The kicker here is that there’s no way for us to offer refunds in the iTunes Store, still, after all this time. Not cool at all, and not how we like to do business. The only thing we could do was to offer a $10 gift card to cover the re-buy, but since iTunes had already taken their cut, we covered 30% of the refund straight out of our own pocket. Even worse, we could only do that for our customers in the US.
A Temporary Hack
We published Strip 1.5.1 to the iTunes App Store on Monday, April 4th. It fixes a couple of bugs in 1.5.0 (thus the delay in getting it out), so we recommend everyone upgrade now. This version has a facility allowing us to remotely grant a user unlimited access to Strip on their device. If a customer gets in touch and it turns out she has or will be double-charged, we can put their UDID in a remote database and give her a couple of steps to perform in Strip to check with an authorization web service.
At least this allows us to help our customers out in the short term, but it still requires a lengthy support process full of confusion and often beginning with frustration for the user, so we’re not stopping here.
Back to Paid Downloads
We will be publishing Strip 1.5.2, which disables in-app purchasing, as soon as it’s approved by Apple. We’re going back to doing what works: $9.99 to download, no more screwing around. Anybody who upgrades won’t be charged for the upgrade a second time.
We won’t be using the In-App Purchasing API for this purpose again. In-app purchases clearly work well for icon packs, new levels in video games, and paid content downloads. They might even be appropriate for demo-to-paid apps that start out free, if you can live with forcing your users to “re-buy” every time the install on a new device (where they must confirm a new purchase before iTunes offers it for free). But for an app like ours there is just no easy and clean way to take care of the problems described here without incurring significant support overheard and/or creating a complex StoreKit companion to track purchases and authorizations.
We’re really grateful to our customers for being so patient with us while we worked through all the email and got back to everybody. If you are currently in a pickle yourself, get in touch, and we’ll pull you out of the brine. We’ll post a note here and to the mailing list once Strip 1.5.2 is available for download.
 Suggestion for Apple: The StoreKit makes no effort to check before hand if the user is already entitled to the purchase, but it could do so quite easily, rather than requiring us developers to set up our own system. It could simply be part of displaying the price: just make it zero if the user already bought the requested product ID. Better yet, create an API method we can call to check.
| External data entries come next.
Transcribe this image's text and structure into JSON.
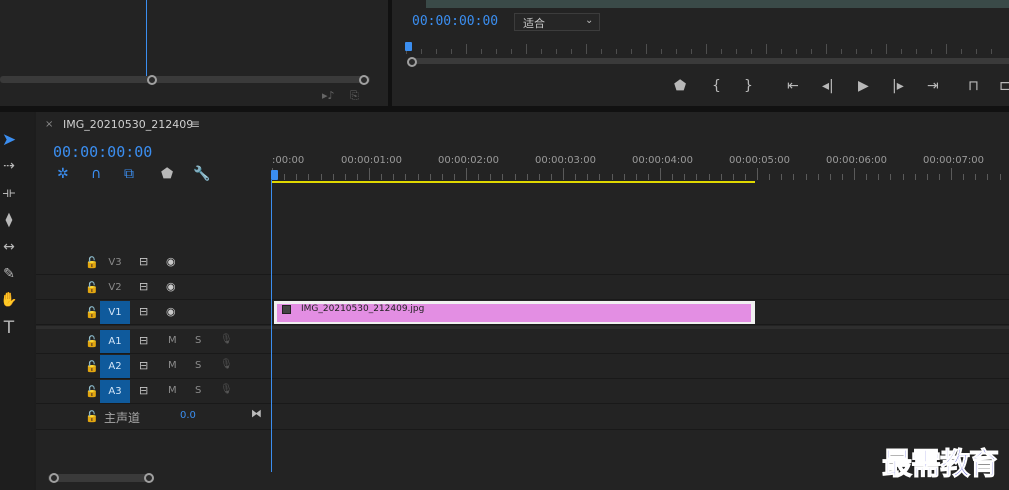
{
  "program_monitor": {
    "timecode": "00:00:00:00",
    "fit_select": "适合"
  },
  "timeline": {
    "tab_title": "IMG_20210530_212409",
    "timecode": "00:00:00:00",
    "ruler_labels": [
      ":00:00",
      "00:00:01:00",
      "00:00:02:00",
      "00:00:03:00",
      "00:00:04:00",
      "00:00:05:00",
      "00:00:06:00",
      "00:00:07:00"
    ],
    "video_tracks": [
      {
        "name": "V3",
        "targeted": false
      },
      {
        "name": "V2",
        "targeted": false
      },
      {
        "name": "V1",
        "targeted": true
      }
    ],
    "audio_tracks": [
      {
        "name": "A1",
        "m": "M",
        "s": "S"
      },
      {
        "name": "A2",
        "m": "M",
        "s": "S"
      },
      {
        "name": "A3",
        "m": "M",
        "s": "S"
      }
    ],
    "master": {
      "label": "主声道",
      "value": "0.0"
    },
    "clip": {
      "name": "IMG_20210530_212409.jpg",
      "color": "#e38ee3"
    }
  },
  "watermark": "最需教育",
  "colors": {
    "accent": "#3b8ef0",
    "work_area": "#e0d800"
  }
}
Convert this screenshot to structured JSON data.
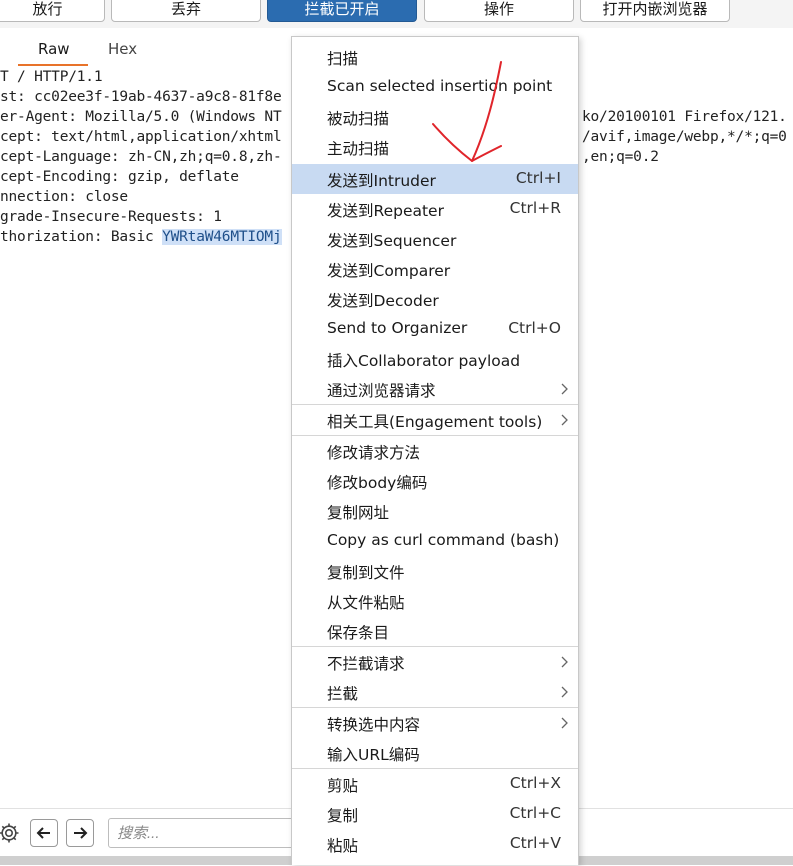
{
  "toolbar": {
    "forward_label": "放行",
    "drop_label": "丢弃",
    "intercept_label": "拦截已开启",
    "action_label": "操作",
    "browser_label": "打开内嵌浏览器"
  },
  "tabs": {
    "raw": "Raw",
    "hex": "Hex"
  },
  "request": {
    "lines": [
      "T / HTTP/1.1",
      "st: cc02ee3f-19ab-4637-a9c8-81f8e",
      "er-Agent: Mozilla/5.0 (Windows NT",
      "cept: text/html,application/xhtml",
      "cept-Language: zh-CN,zh;q=0.8,zh-",
      "cept-Encoding: gzip, deflate",
      "nnection: close",
      "grade-Insecure-Requests: 1",
      "thorization: Basic "
    ],
    "auth_selected": "YWRtaW46MTIOMj",
    "right_fragments": [
      "ko/20100101 Firefox/121.",
      "/avif,image/webp,*/*;q=0",
      ",en;q=0.2"
    ]
  },
  "search": {
    "placeholder": "搜索..."
  },
  "menu": {
    "scan": "扫描",
    "scan_insertion": "Scan selected insertion point",
    "passive_scan": "被动扫描",
    "active_scan": "主动扫描",
    "send_intruder": "发送到Intruder",
    "send_intruder_sc": "Ctrl+I",
    "send_repeater": "发送到Repeater",
    "send_repeater_sc": "Ctrl+R",
    "send_sequencer": "发送到Sequencer",
    "send_comparer": "发送到Comparer",
    "send_decoder": "发送到Decoder",
    "send_organizer": "Send to Organizer",
    "send_organizer_sc": "Ctrl+O",
    "insert_collab": "插入Collaborator payload",
    "browser_request": "通过浏览器请求",
    "engagement_tools": "相关工具(Engagement tools)",
    "change_method": "修改请求方法",
    "change_body_encoding": "修改body编码",
    "copy_url": "复制网址",
    "copy_curl": "Copy as curl command (bash)",
    "copy_to_file": "复制到文件",
    "paste_from_file": "从文件粘贴",
    "save_item": "保存条目",
    "dont_intercept": "不拦截请求",
    "intercept": "拦截",
    "convert_selection": "转换选中内容",
    "url_encode_typing": "输入URL编码",
    "cut": "剪贴",
    "cut_sc": "Ctrl+X",
    "copy": "复制",
    "copy_sc": "Ctrl+C",
    "paste": "粘贴",
    "paste_sc": "Ctrl+V"
  },
  "colors": {
    "accent": "#2b6cb0",
    "tab_underline": "#e8732a",
    "menu_highlight": "#c8daf2",
    "annotation_arrow": "#e0252b"
  }
}
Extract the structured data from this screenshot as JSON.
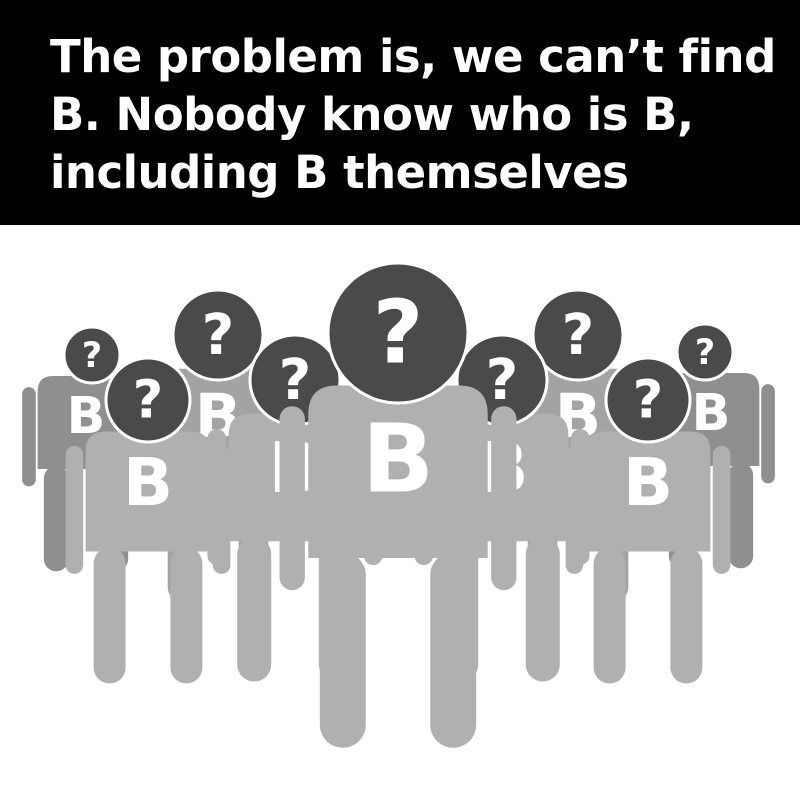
{
  "caption": {
    "text": "The problem is, we can’t find B. Nobody know who is B, including B themselves"
  },
  "figure": {
    "head_glyph": "?",
    "body_letter": "B",
    "colors": {
      "background": "#ffffff",
      "caption_background": "#000000",
      "caption_text": "#ffffff",
      "head": "#4a4a4a",
      "body_light": "#b0b0b0",
      "body_mid": "#a3a3a3",
      "body_dark": "#8f8f8f",
      "glyph": "#ffffff"
    },
    "people_count": 9
  }
}
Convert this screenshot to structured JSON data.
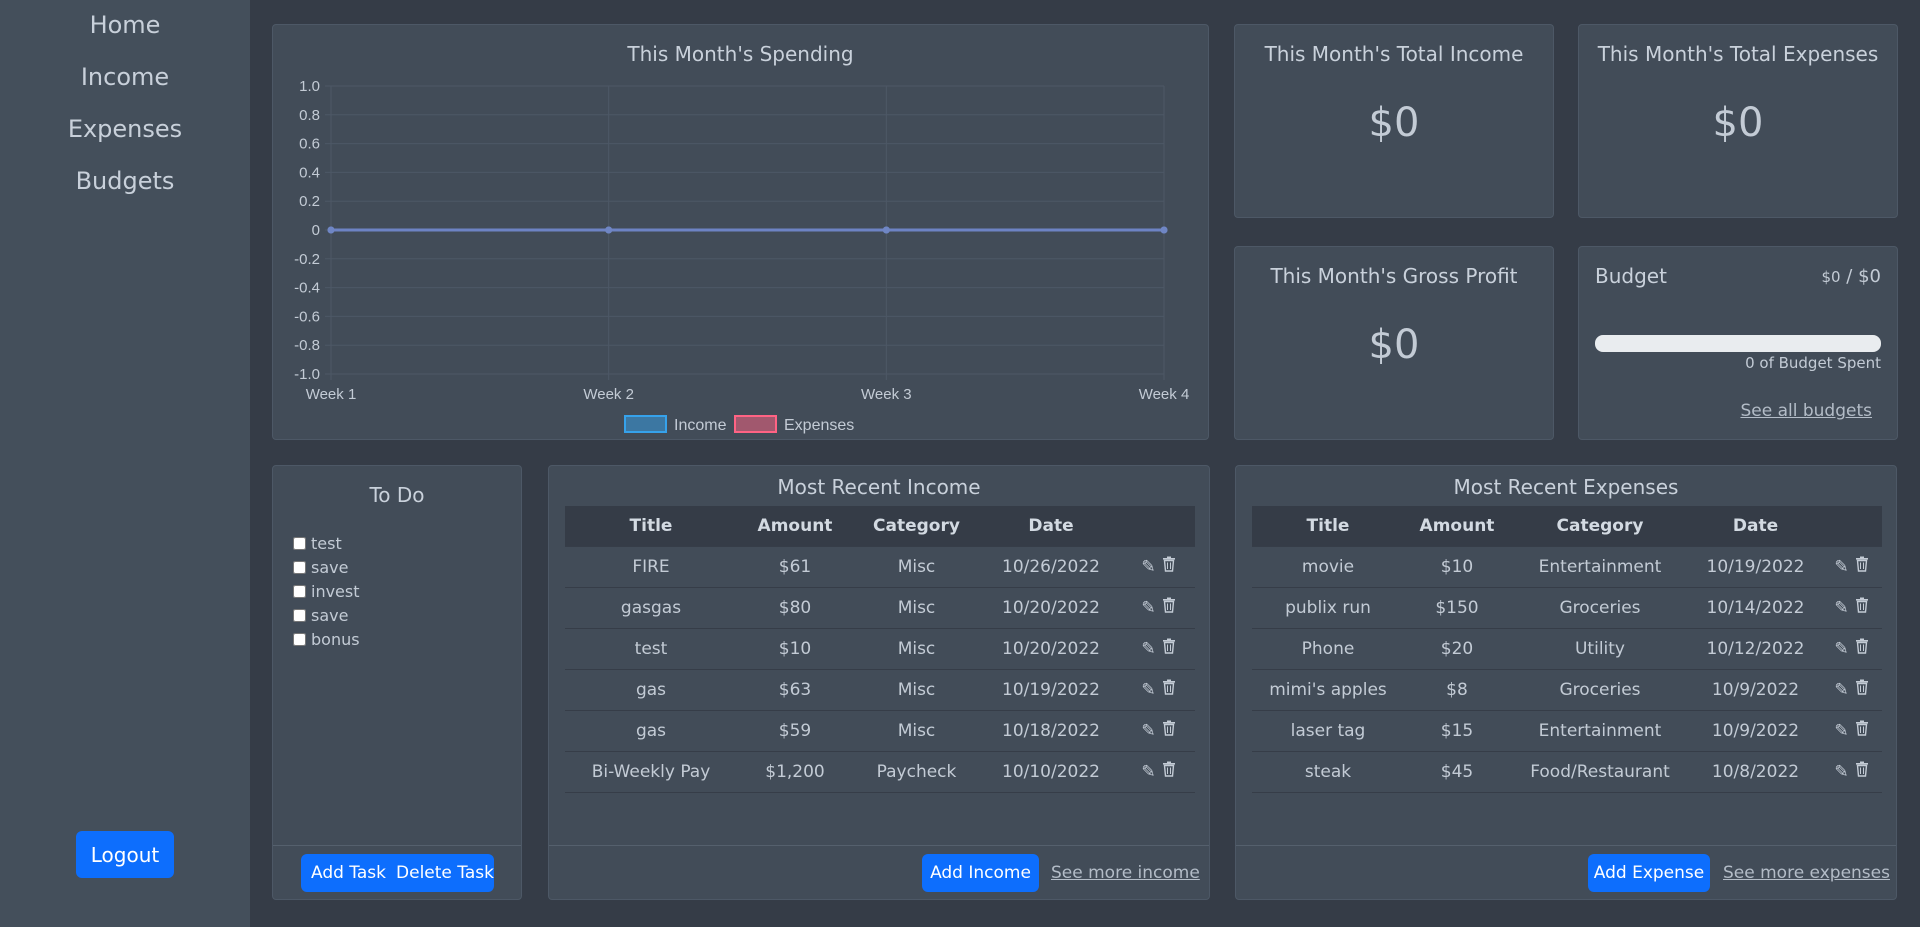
{
  "nav": {
    "items": [
      {
        "label": "Home"
      },
      {
        "label": "Income"
      },
      {
        "label": "Expenses"
      },
      {
        "label": "Budgets"
      }
    ],
    "logout": "Logout"
  },
  "spending": {
    "title": "This Month's Spending"
  },
  "chart_data": {
    "type": "line",
    "title": "This Month's Spending",
    "categories": [
      "Week 1",
      "Week 2",
      "Week 3",
      "Week 4"
    ],
    "y_ticks": [
      "1.0",
      "0.8",
      "0.6",
      "0.4",
      "0.2",
      "0",
      "-0.2",
      "-0.4",
      "-0.6",
      "-0.8",
      "-1.0"
    ],
    "ylim": [
      -1.0,
      1.0
    ],
    "grid": true,
    "legend_position": "bottom",
    "series": [
      {
        "name": "Income",
        "values": [
          0,
          0,
          0,
          0
        ],
        "color": "#36a2eb"
      },
      {
        "name": "Expenses",
        "values": [
          0,
          0,
          0,
          0
        ],
        "color": "#ff6384"
      }
    ]
  },
  "stats": {
    "income": {
      "title": "This Month's Total Income",
      "value": "$0"
    },
    "expenses": {
      "title": "This Month's Total Expenses",
      "value": "$0"
    },
    "profit": {
      "title": "This Month's Gross Profit",
      "value": "$0"
    }
  },
  "budget": {
    "title": "Budget",
    "spent": "$0",
    "separator": "/",
    "total": "$0",
    "progress": 0,
    "caption": "0 of Budget Spent",
    "link": "See all budgets"
  },
  "todo": {
    "title": "To Do",
    "items": [
      "test",
      "save",
      "invest",
      "save",
      "bonus"
    ],
    "add_label": "Add Task",
    "delete_label": "Delete Task"
  },
  "income_table": {
    "title": "Most Recent Income",
    "headers": [
      "Title",
      "Amount",
      "Category",
      "Date"
    ],
    "rows": [
      [
        "FIRE",
        "$61",
        "Misc",
        "10/26/2022"
      ],
      [
        "gasgas",
        "$80",
        "Misc",
        "10/20/2022"
      ],
      [
        "test",
        "$10",
        "Misc",
        "10/20/2022"
      ],
      [
        "gas",
        "$63",
        "Misc",
        "10/19/2022"
      ],
      [
        "gas",
        "$59",
        "Misc",
        "10/18/2022"
      ],
      [
        "Bi-Weekly Pay",
        "$1,200",
        "Paycheck",
        "10/10/2022"
      ]
    ],
    "add_label": "Add Income",
    "more_label": "See more income"
  },
  "expense_table": {
    "title": "Most Recent Expenses",
    "headers": [
      "Title",
      "Amount",
      "Category",
      "Date"
    ],
    "rows": [
      [
        "movie",
        "$10",
        "Entertainment",
        "10/19/2022"
      ],
      [
        "publix run",
        "$150",
        "Groceries",
        "10/14/2022"
      ],
      [
        "Phone",
        "$20",
        "Utility",
        "10/12/2022"
      ],
      [
        "mimi's apples",
        "$8",
        "Groceries",
        "10/9/2022"
      ],
      [
        "laser tag",
        "$15",
        "Entertainment",
        "10/9/2022"
      ],
      [
        "steak",
        "$45",
        "Food/Restaurant",
        "10/8/2022"
      ]
    ],
    "add_label": "Add Expense",
    "more_label": "See more expenses"
  },
  "icons": {
    "edit": "pencil-icon",
    "delete": "trash-icon"
  },
  "colors": {
    "accent": "#0d6efd",
    "background": "#353c47",
    "card": "#424c58",
    "sidebar": "#444f5b"
  }
}
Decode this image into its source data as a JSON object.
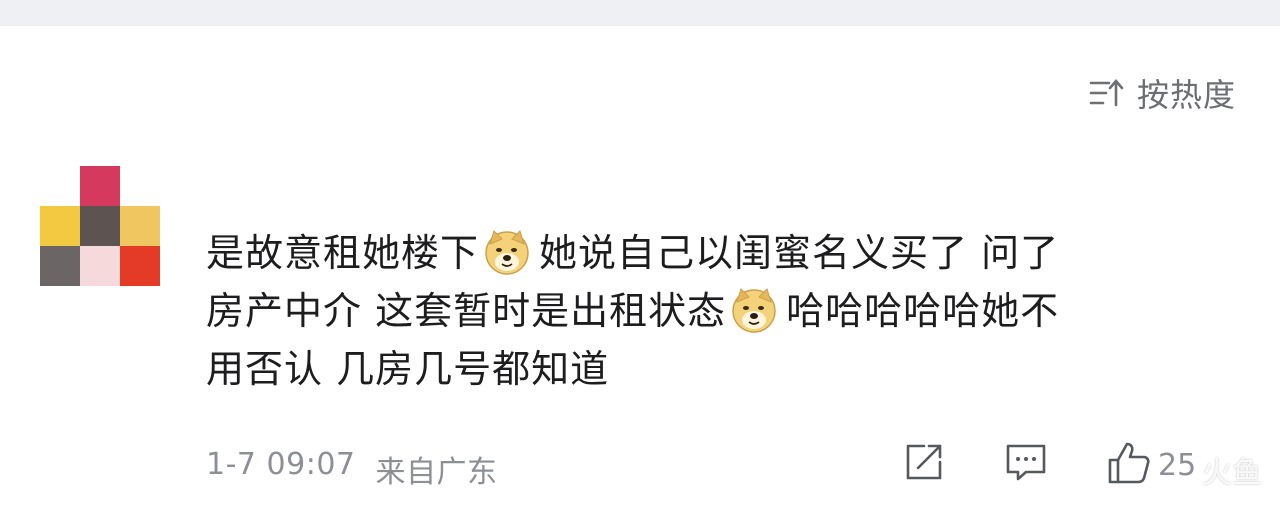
{
  "sort": {
    "label": "按热度",
    "icon": "sort-icon"
  },
  "avatar": {
    "icon": "pixel-avatar",
    "colors": [
      "#d6395e",
      "#f2c940",
      "#5d5350",
      "#f0c660",
      "#6b6665",
      "#f6dadb",
      "#e33b26"
    ]
  },
  "comment": {
    "line1_a": "是故意租她楼下",
    "line1_b": "她说自己以闺蜜名义买了 问了",
    "line2_a": "房产中介 这套暂时是出租状态",
    "line2_b": "哈哈哈哈哈她不",
    "line3": "用否认 几房几号都知道",
    "emoji": "doge-emoji"
  },
  "meta": {
    "time": "1-7 09:07",
    "location": "来自广东"
  },
  "actions": {
    "share_icon": "share-icon",
    "comment_icon": "comment-icon",
    "like_icon": "like-icon",
    "like_count": "25"
  },
  "watermark": "火鱼"
}
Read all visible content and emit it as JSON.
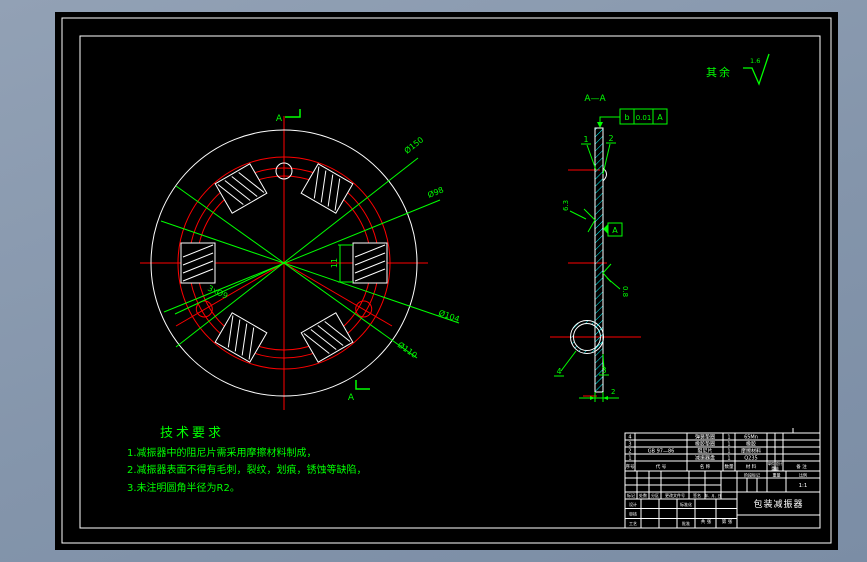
{
  "colors": {
    "background": "#8495ab",
    "canvas": "#000000",
    "geometry_white": "#ffffff",
    "dimension_green": "#00ff00",
    "centerline_red": "#ff0000",
    "hatch_cyan": "#00ffff"
  },
  "surface_note": {
    "prefix": "其余",
    "value": "1.6"
  },
  "plan_view": {
    "cut_mark": "A",
    "dims": {
      "d1": "Ø150",
      "d2": "Ø98",
      "d3": "Ø104",
      "d4": "Ø110",
      "holes": "3xØ9",
      "pad_height": "11"
    }
  },
  "section_view": {
    "label": "A—A",
    "balloons": [
      "1",
      "2",
      "3",
      "4"
    ],
    "fcf": {
      "symbol": "b",
      "tolerance": "0.01",
      "datum": "A"
    },
    "datum_label": "A",
    "roughness": {
      "left": "6.3",
      "right": "0.8"
    },
    "thickness": "2"
  },
  "tech_requirements": {
    "title": "技术要求",
    "items": [
      "1.减振器中的阻尼片需采用摩擦材料制成，",
      "2.减振器表面不得有毛刺，裂纹，划痕，锈蚀等缺陷，",
      "3.未注明圆角半径为R2。"
    ]
  },
  "bom": {
    "headers": {
      "seq": "序号",
      "code": "代 号",
      "name": "名 称",
      "qty": "数量",
      "material": "材 料",
      "unit": "单件",
      "total": "总计",
      "weight": "重量",
      "remark": "备 注"
    },
    "rows": [
      {
        "seq": "4",
        "code": "",
        "name": "弹簧垫圈",
        "qty": "1",
        "material": "65Mn"
      },
      {
        "seq": "3",
        "code": "",
        "name": "橡胶垫圈",
        "qty": "1",
        "material": "橡胶"
      },
      {
        "seq": "2",
        "code": "GB 97—86",
        "name": "阻尼片",
        "qty": "1",
        "material": "摩擦材料"
      },
      {
        "seq": "1",
        "code": "",
        "name": "减振器盘",
        "qty": "1",
        "material": "Q235"
      }
    ]
  },
  "title_block": {
    "part_name": "包装减振器",
    "scale_value": "1:1",
    "labels": {
      "mark": "标记",
      "count": "处数",
      "zone": "分区",
      "doc_no": "更改文件号",
      "sign": "签名",
      "date": "年、月、日",
      "design": "设计",
      "check": "审核",
      "process": "工艺",
      "standard": "标准化",
      "approve": "批准",
      "stage": "阶段标记",
      "weight": "重量",
      "scale": "比例",
      "sheets": "共 张",
      "sheet_no": "第 张"
    }
  }
}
Don’t make us set up a companion system to register our customers, that’s the whole point of the iTunes App Store.
Update: As mentioned by Mark J below in the comments, the StoreKit API gives the developer a way to restore a user’s previous in-app purchases without forcing anyone to try their luck, with the